Please give again every entry exactly as it appears, setting aside the pictures.

Page and application data records:
========================

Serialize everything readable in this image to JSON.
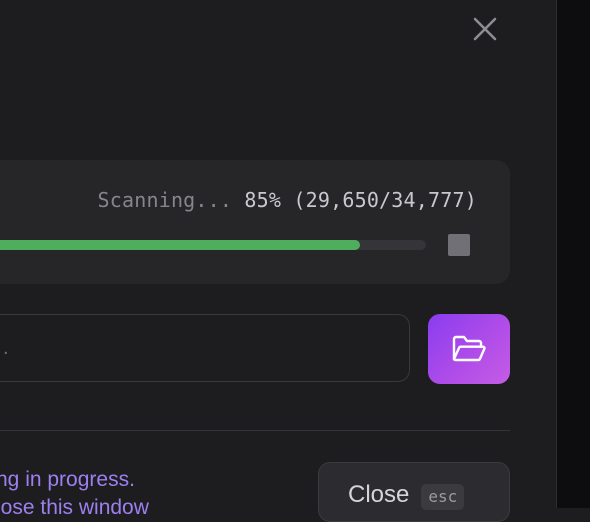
{
  "dialog": {
    "close_icon": "x-icon"
  },
  "scan": {
    "status_prefix": "Scanning... ",
    "percent_text": "85% (29,650/34,777)",
    "progress": 0.85,
    "progress_color": "#4fae5d",
    "stop_icon": "stop-square-icon"
  },
  "path_field": {
    "value": "."
  },
  "folder_button": {
    "icon": "folder-open-icon",
    "accent": "#a347ea"
  },
  "footer": {
    "message_line1": "ng in progress.",
    "message_line2": "lose this window",
    "message_color": "#9d7ff0",
    "close_label": "Close",
    "close_shortcut": "esc"
  }
}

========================

TASK ANSWER »
Serialize everything readable in this image to JSON.
{
  "dialog": {
    "close_icon": "x-icon"
  },
  "scan": {
    "status_prefix": "Scanning... ",
    "percent_text": "85% (29,650/34,777)",
    "progress": 0.85,
    "progress_color": "#4fae5d",
    "stop_icon": "stop-square-icon"
  },
  "path_field": {
    "value": "."
  },
  "folder_button": {
    "icon": "folder-open-icon",
    "accent": "#a347ea"
  },
  "footer": {
    "message_line1": "ng in progress.",
    "message_line2": "lose this window",
    "message_color": "#9d7ff0",
    "close_label": "Close",
    "close_shortcut": "esc"
  }
}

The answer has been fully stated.